More than 350 pest control operators, managers and other pest control professionals traveled to the Brazos Center this January to hear the newest regulations, trends and technologies used in the pest control field.
The conference helps pest control professionals to efficiently and effectively manage their businesses by learning about new developments in research, pest management techniques and the newest regulations and technologies available.
Wednesday’s session began with a moment of silence to remember those that passed away in 2011, including Don Stroope, Rick Blackwell, and Bill Stephen. Then, Department Head Dr. David Ragsdale opened the conference after the morning welcome and announcements.
The number of Professional Entomologists associated with the Department of Entomology are employed by the two agencies (AgriLife Extension, AgriLife Research) or by Texas A&M and located at College Station is 66. Then faculty across the system employ another 2 dozen professionals such as Post-docs, Research Scientists and Technicians – all are funded off grants. Then we have 129 undergraduates getting a degree in Entomology, 57 working toward a graduate degree (MS or PhD), and 112 in Forensic and Investigative Sciences (FIVS) for a total of 298 students in the Department.
“We have a tremendous presence here,” Ragsdale said. He also noted the growth of the Department’s graduate and undergrad students and emphasized the quality work the faculty has accomplished since he started in 2010. “We have a tremendous asset here and I am proud to be a part of this department,” he said.
During the “Friends of the Chair” update, Dr. Roger Gold updated the audience on the activities of the Urban Center and announced scholarship recipients for both the endowed and regular scholarships.

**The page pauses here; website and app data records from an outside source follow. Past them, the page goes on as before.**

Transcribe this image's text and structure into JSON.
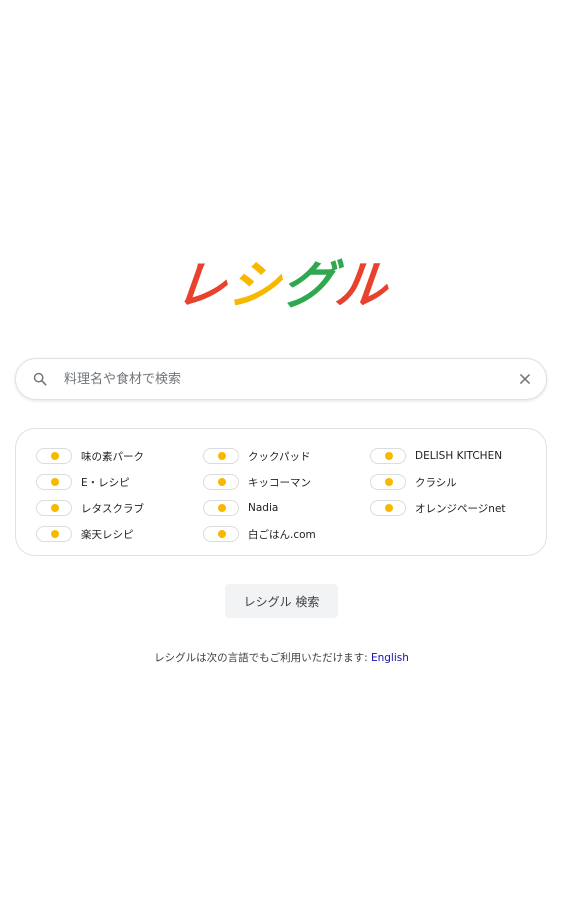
{
  "logo": {
    "chars": [
      {
        "text": "レ",
        "color": "#e8412c"
      },
      {
        "text": "シ",
        "color": "#f9b800"
      },
      {
        "text": "グ",
        "color": "#2fa84f"
      },
      {
        "text": "ル",
        "color": "#e8412c"
      }
    ]
  },
  "search": {
    "placeholder": "料理名や食材で検索",
    "value": "",
    "search_icon": "search-icon",
    "clear_icon": "close-icon"
  },
  "sites": [
    {
      "label": "味の素パーク",
      "enabled": true
    },
    {
      "label": "クックパッド",
      "enabled": true
    },
    {
      "label": "DELISH KITCHEN",
      "enabled": true
    },
    {
      "label": "E・レシピ",
      "enabled": true
    },
    {
      "label": "キッコーマン",
      "enabled": true
    },
    {
      "label": "クラシル",
      "enabled": true
    },
    {
      "label": "レタスクラブ",
      "enabled": true
    },
    {
      "label": "Nadia",
      "enabled": true
    },
    {
      "label": "オレンジページnet",
      "enabled": true
    },
    {
      "label": "楽天レシピ",
      "enabled": true
    },
    {
      "label": "白ごはん.com",
      "enabled": true
    }
  ],
  "toggle_color": "#f9b800",
  "search_button_label": "レシグル 検索",
  "language": {
    "prefix": "レシグルは次の言語でもご利用いただけます: ",
    "link": "English"
  }
}
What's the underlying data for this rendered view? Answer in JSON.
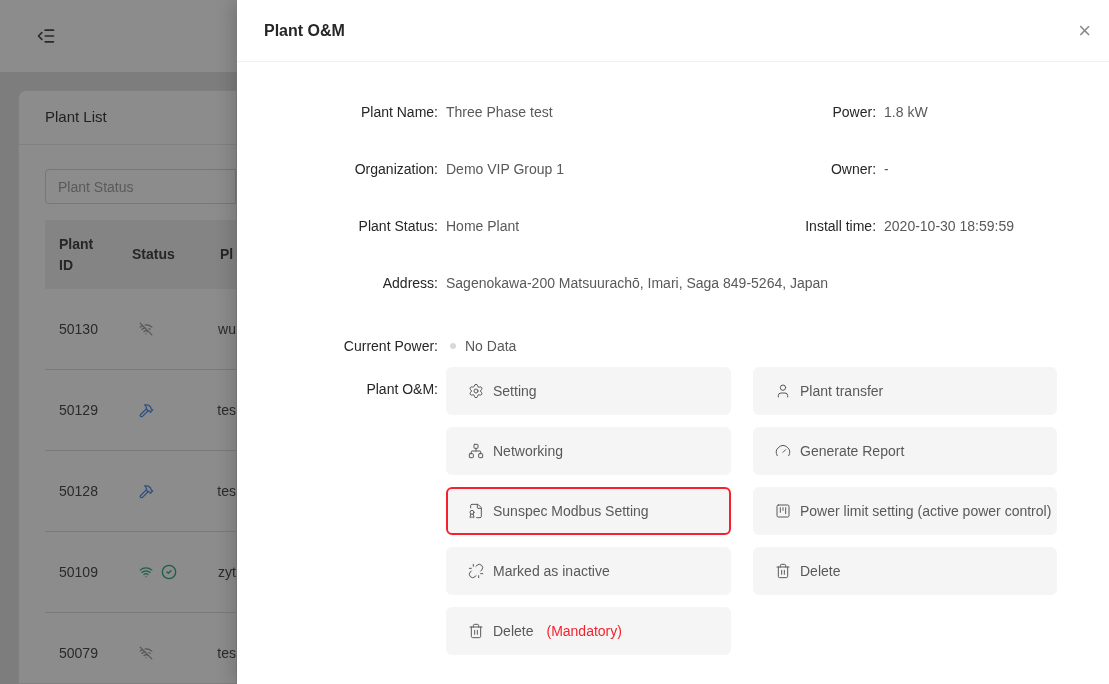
{
  "background": {
    "list_title": "Plant List",
    "filter": {
      "placeholder": "Plant Status"
    },
    "columns": [
      "Plant ID",
      "Status",
      "Pl"
    ],
    "rows": [
      {
        "id": "50130",
        "status_icons": [
          {
            "kind": "offline"
          }
        ],
        "column_3": "wu"
      },
      {
        "id": "50129",
        "status_icons": [
          {
            "kind": "construction"
          }
        ],
        "column_3": "tes"
      },
      {
        "id": "50128",
        "status_icons": [
          {
            "kind": "construction"
          }
        ],
        "column_3": "tes"
      },
      {
        "id": "50109",
        "status_icons": [
          {
            "kind": "online"
          },
          {
            "kind": "ok"
          }
        ],
        "column_3": "zyt"
      },
      {
        "id": "50079",
        "status_icons": [
          {
            "kind": "offline"
          }
        ],
        "column_3": "tes"
      }
    ]
  },
  "drawer": {
    "title": "Plant O&M",
    "close": "×",
    "left_fields": [
      {
        "label": "Plant Name:",
        "value": "Three Phase test"
      },
      {
        "label": "Organization:",
        "value": "Demo VIP Group 1"
      },
      {
        "label": "Plant Status:",
        "value": "Home Plant"
      }
    ],
    "right_fields": [
      {
        "label": "Power:",
        "value": "1.8 kW"
      },
      {
        "label": "Owner:",
        "value": "-"
      },
      {
        "label": "Install time:",
        "value": "2020-10-30 18:59:59"
      }
    ],
    "address": {
      "label": "Address:",
      "value": "Sagenokawa-200 Matsuurachō, Imari, Saga 849-5264, Japan"
    },
    "current_power": {
      "label": "Current Power:",
      "value": "No Data",
      "color": "#d9d9d9"
    },
    "om_label": "Plant O&M:",
    "actions": [
      {
        "kind": "gear",
        "label": "Setting",
        "highlighted": false
      },
      {
        "kind": "user",
        "label": "Plant transfer",
        "highlighted": false
      },
      {
        "kind": "network",
        "label": "Networking",
        "highlighted": false
      },
      {
        "kind": "gauge",
        "label": "Generate Report",
        "highlighted": false
      },
      {
        "kind": "document",
        "label": "Sunspec Modbus Setting",
        "highlighted": true
      },
      {
        "kind": "board",
        "label": "Power limit setting (active power control)",
        "highlighted": false
      },
      {
        "kind": "unlink",
        "label": "Marked as inactive",
        "highlighted": false
      },
      {
        "kind": "trash",
        "label": "Delete",
        "highlighted": false
      },
      {
        "kind": "trash",
        "label": "Delete",
        "suffix": "(Mandatory)",
        "highlighted": false
      }
    ]
  }
}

Graduate students Janis Reed, Danny McDonald and Chris Keefer were awarded scholarships while Mark Ivey was presented with a plaque for donating to the 12th Man Foundation. McDonald also received a scholarship from Target Specialty Products to help with his graduate work at the Urban Center.
Texas Pest Control Association President Scott Dickens and Executive Director Don Ward introduced themselves to the audience while Dr. Don Renchie with Texas AgriLife Extension Service updated the audience on recent pesticide application and other environmental regulations from the state and federal government that may affect people this year.
Safety was the topic for this year’s Jim and Marilyn Ivey Lecture Series as Texas Transportation Institute associate researcher Christine Yager and Bryan Police Department public information officer John Agnew spoke about distracted driving. Other topics on Wednesday included sessions in bat biology, an exhibitors’ forum and general insect identification. The sessions ended with a short tour of the Urban and Structural Center.
Between sessions, people browsed booths from various industry sponsors in the Exhibitor area of the center. Vendors also had a chance to answer questions during the Exhibitor’s forum in the afternoon. This is the second year the conference held the Associate Certified Entomologist (ACE) training course and exam for conference goers. Sponsored by the Entomological Society of America, ACE program is an enhancement to the pest management professionals’ credentials and marketability in the ever-growing pest control industry.
Thursday’s activities included concurrent sessions on such topics as flea control, structural and commodity fumigation and treatments of commercial food establishments and an overview of Rasberry Crazy Ants. Other topics included general school IPM, identification and control of Texas spiders and bed bugs. Keynote talks included general IPM by Faith Oi and integrated pest management for turfgrasses and ornamental plants by Bart Drees. Attendees could also brush up on their insect identification skills by walking through the Entomology Graduate Student Organization’s Insect Identification Workshop.
Conference goers also received hands-on experience with three short courses in pest control for food service settings, termite biology and control and fumigation. The mini-courses were designed to give the audience a hands-on demonstration on techniques in fumigation, termite biology and control, or pest control in commercial food service settings. Each short course consisted of a short lecture mixed with hands-on demonstrations with equipment or techniques specific to the subject.